This essay was written as part of a French Cinema subject in early 2010. In it, I wanted to explore the changing depictions of war in French cinema as it came to terms with the terrible events that form part of the French post-colonial and war-time subconscious. Hiroshima Mon Amour deals with French post-WWII collaborationist guilt, while Indigènes focuses on the ongoing mistreatment of the colonial French armed forces that fought in WWII.

Les thèmes de la guerre et du conflit dans Hiroshima Mon Amour et Indigènes.

“Le temps guérit douleurs et querelles” – Pascal
Séparés par cinquante ans, Hiroshima mon amour d’Alain Resnais et Indigènes de Rachid Bouchareb nous semblent, au début, être tout à fait différents dans la façon dont ils traitent les thèmes de la guerre et du conflit. Par exemple, Hiroshima mon amour ne nous présente aucune image de bataille pendant le déroulement de son histoire. En revanche, Indigènes ne présente que des batailles.

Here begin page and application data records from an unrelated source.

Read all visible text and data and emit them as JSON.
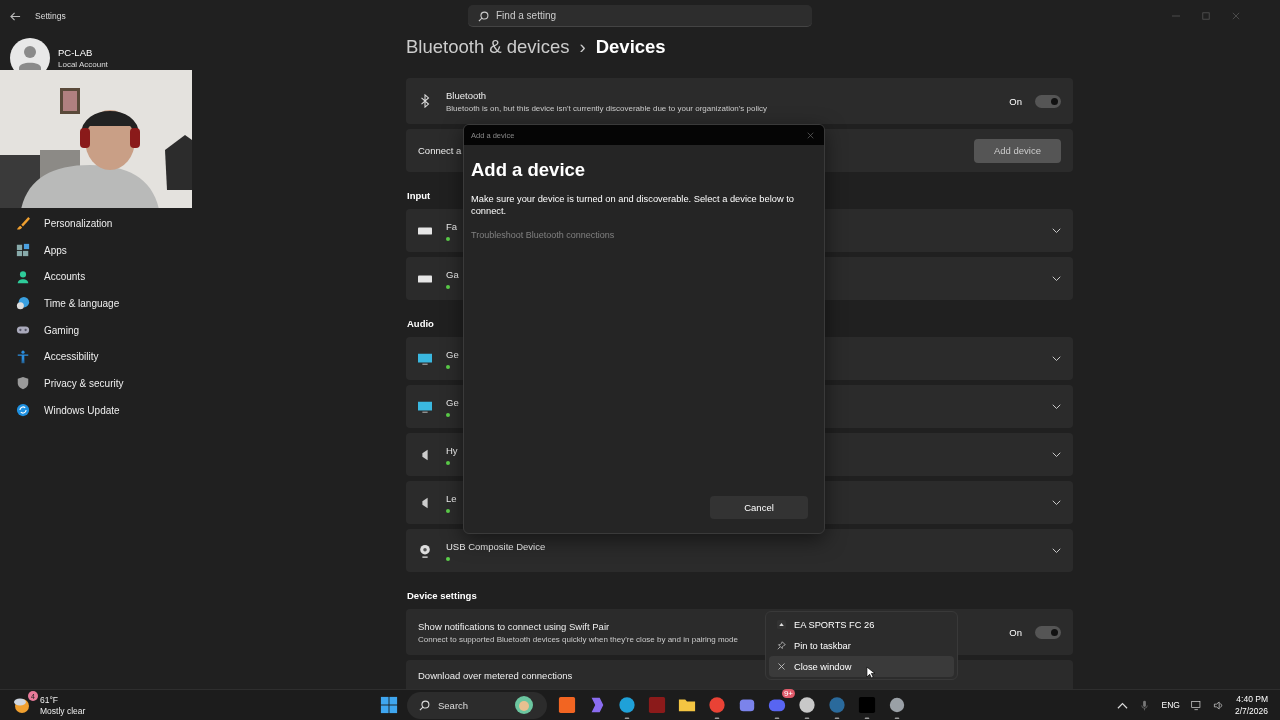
{
  "window": {
    "title": "Settings",
    "search_placeholder": "Find a setting"
  },
  "profile": {
    "name": "PC-LAB",
    "account": "Local Account"
  },
  "sidebar": {
    "items": [
      {
        "label": "Personalization",
        "selected": false
      },
      {
        "label": "Apps",
        "selected": false
      },
      {
        "label": "Accounts",
        "selected": false
      },
      {
        "label": "Time & language",
        "selected": false
      },
      {
        "label": "Gaming",
        "selected": false
      },
      {
        "label": "Accessibility",
        "selected": false
      },
      {
        "label": "Privacy & security",
        "selected": false
      },
      {
        "label": "Windows Update",
        "selected": false
      }
    ]
  },
  "breadcrumb": {
    "parent": "Bluetooth & devices",
    "separator": "›",
    "current": "Devices"
  },
  "bluetooth": {
    "title": "Bluetooth",
    "description": "Bluetooth is on, but this device isn't currently discoverable due to your organization's policy",
    "state_label": "On",
    "on": true
  },
  "connect": {
    "label": "Connect a",
    "button": "Add device"
  },
  "sections": [
    {
      "title": "Input",
      "devices": [
        {
          "name": "Fa",
          "kind": "keyboard",
          "connected": true
        },
        {
          "name": "Ga",
          "kind": "keyboard",
          "connected": true
        }
      ]
    },
    {
      "title": "Audio",
      "devices": [
        {
          "name": "Ge",
          "kind": "monitor",
          "connected": true
        },
        {
          "name": "Ge",
          "kind": "monitor",
          "connected": true
        },
        {
          "name": "Hy",
          "kind": "speaker",
          "connected": true
        },
        {
          "name": "Le",
          "kind": "speaker",
          "connected": true
        },
        {
          "name": "USB Composite Device",
          "kind": "webcam",
          "connected": true
        }
      ]
    }
  ],
  "device_settings": {
    "title": "Device settings",
    "swift_pair": {
      "title": "Show notifications to connect using Swift Pair",
      "description": "Connect to supported Bluetooth devices quickly when they're close by and in pairing mode",
      "state_label": "On",
      "on": true
    },
    "metered": {
      "title": "Download over metered connections"
    }
  },
  "dialog": {
    "title_bar": "Add a device",
    "heading": "Add a device",
    "body": "Make sure your device is turned on and discoverable. Select a device below to connect.",
    "link": "Troubleshoot Bluetooth connections",
    "link_disabled": true,
    "cancel": "Cancel"
  },
  "context_menu": {
    "items": [
      {
        "label": "EA SPORTS FC 26",
        "hovered": false
      },
      {
        "label": "Pin to taskbar",
        "hovered": false
      },
      {
        "label": "Close window",
        "hovered": true
      }
    ]
  },
  "taskbar": {
    "weather": {
      "badge": "4",
      "temperature": "61°F",
      "condition": "Mostly clear"
    },
    "search": "Search",
    "apps": [
      {
        "kind": "tile",
        "color": "#f26522",
        "active": false
      },
      {
        "kind": "copilot",
        "color": "#8a6cf0",
        "active": false
      },
      {
        "kind": "edge",
        "color": "#1fa1d8",
        "active": true
      },
      {
        "kind": "tile",
        "color": "#8b1a1a",
        "active": false
      },
      {
        "kind": "folder",
        "color": "#f4c542",
        "active": false
      },
      {
        "kind": "chrome",
        "color": "#e94235",
        "active": true
      },
      {
        "kind": "teams",
        "color": "#7b83eb",
        "active": false
      },
      {
        "kind": "discord",
        "color": "#5865f2",
        "active": true,
        "badge": "9+"
      },
      {
        "kind": "obs",
        "color": "#c8c8c8",
        "active": true
      },
      {
        "kind": "steam",
        "color": "#2a6a9c",
        "active": true
      },
      {
        "kind": "game",
        "color": "#000000",
        "active": true
      },
      {
        "kind": "gear",
        "color": "#9aa0a6",
        "active": true
      }
    ],
    "language": "ENG",
    "time": "4:40 PM",
    "date": "2/7/2026"
  }
}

Néanmoins, en cherchant un fil commun entre les deux films, il paraît qu’il y en a plusieurs. Focalisés sur les aspects humains d’une guerre, les deux films privilègient une interpellation des conséquences psychologiques causer par des moments traumatisants. Cette dissertation expliquera comment et pourquoi les deux réalisateurs ont choisi d’élargir certains éléments de leurs histoires, leurs personnages et leur cinématographie pour traiter des thèmes de la guerre et du conflit. Continue reading